EXERCISE INSTRUCTIONS: Reproduce every entry below exactly, minus the pictures.

DATA FOR PROCESSING:
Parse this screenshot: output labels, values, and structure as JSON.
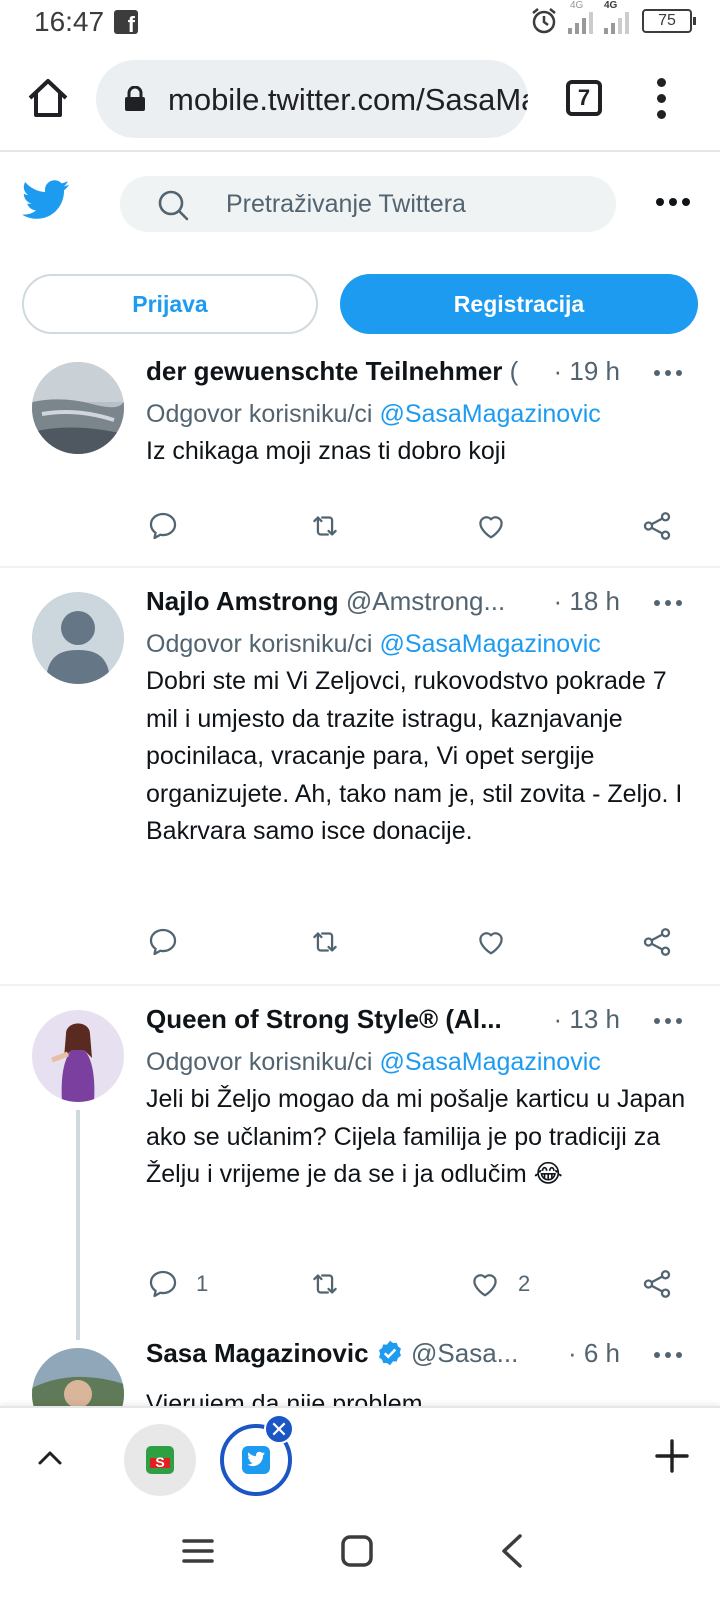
{
  "status_bar": {
    "time": "16:47",
    "network_1": "4G",
    "network_2": "4G",
    "battery": "75"
  },
  "browser": {
    "url": "mobile.twitter.com/SasaMagazinovic",
    "tab_count": "7"
  },
  "twitter": {
    "search_placeholder": "Pretraživanje Twittera",
    "login_label": "Prijava",
    "signup_label": "Registracija",
    "brand_color": "#1d9bf0"
  },
  "tweets": [
    {
      "name": "der gewuenschte Teilnehmer",
      "handle": "(",
      "time": "· 19 h",
      "reply_prefix": "Odgovor korisniku/ci ",
      "reply_mention": "@SasaMagazinovic",
      "text": "Iz chikaga moji znas ti dobro koji",
      "replies": "",
      "likes": ""
    },
    {
      "name": "Najlo Amstrong",
      "handle": "@Amstrong...",
      "time": "· 18 h",
      "reply_prefix": "Odgovor korisniku/ci ",
      "reply_mention": "@SasaMagazinovic",
      "text": "Dobri ste mi Vi Zeljovci, rukovodstvo pokrade 7 mil i umjesto da trazite istragu, kaznjavanje pocinilaca, vracanje para, Vi opet sergije organizujete. Ah, tako nam je, stil zovita - Zeljo. I Bakrvara samo isce donacije.",
      "replies": "",
      "likes": ""
    },
    {
      "name": "Queen of Strong Style® (Al...",
      "handle": "",
      "time": "· 13 h",
      "reply_prefix": "Odgovor korisniku/ci ",
      "reply_mention": "@SasaMagazinovic",
      "text": "Jeli bi Željo mogao da mi pošalje karticu u Japan ako se učlanim? Cijela familija je po tradiciji za Želju i vrijeme je da se i ja odlučim 😂",
      "replies": "1",
      "likes": "2"
    },
    {
      "name": "Sasa Magazinovic",
      "handle": "@Sasa...",
      "time": "· 6 h",
      "text": "Vjerujem da nije problem"
    }
  ]
}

TASK ANSWER:
Parse this screenshot: output labels, values, and structure as JSON.
{
  "status_bar": {
    "time": "16:47",
    "network_1": "4G",
    "network_2": "4G",
    "battery": "75"
  },
  "browser": {
    "url": "mobile.twitter.com/SasaMagazinovic",
    "tab_count": "7"
  },
  "twitter": {
    "search_placeholder": "Pretraživanje Twittera",
    "login_label": "Prijava",
    "signup_label": "Registracija",
    "brand_color": "#1d9bf0"
  },
  "tweets": [
    {
      "name": "der gewuenschte Teilnehmer",
      "handle": "(",
      "time": "· 19 h",
      "reply_prefix": "Odgovor korisniku/ci ",
      "reply_mention": "@SasaMagazinovic",
      "text": "Iz chikaga moji znas ti dobro koji",
      "replies": "",
      "likes": ""
    },
    {
      "name": "Najlo Amstrong",
      "handle": "@Amstrong...",
      "time": "· 18 h",
      "reply_prefix": "Odgovor korisniku/ci ",
      "reply_mention": "@SasaMagazinovic",
      "text": "Dobri ste mi Vi Zeljovci, rukovodstvo pokrade 7 mil i umjesto da trazite istragu, kaznjavanje pocinilaca, vracanje para, Vi opet sergije organizujete. Ah, tako nam je, stil zovita - Zeljo. I Bakrvara samo isce donacije.",
      "replies": "",
      "likes": ""
    },
    {
      "name": "Queen of Strong Style® (Al...",
      "handle": "",
      "time": "· 13 h",
      "reply_prefix": "Odgovor korisniku/ci ",
      "reply_mention": "@SasaMagazinovic",
      "text": "Jeli bi Željo mogao da mi pošalje karticu u Japan ako se učlanim? Cijela familija je po tradiciji za Želju i vrijeme je da se i ja odlučim 😂",
      "replies": "1",
      "likes": "2"
    },
    {
      "name": "Sasa Magazinovic",
      "handle": "@Sasa...",
      "time": "· 6 h",
      "text": "Vjerujem da nije problem"
    }
  ]
}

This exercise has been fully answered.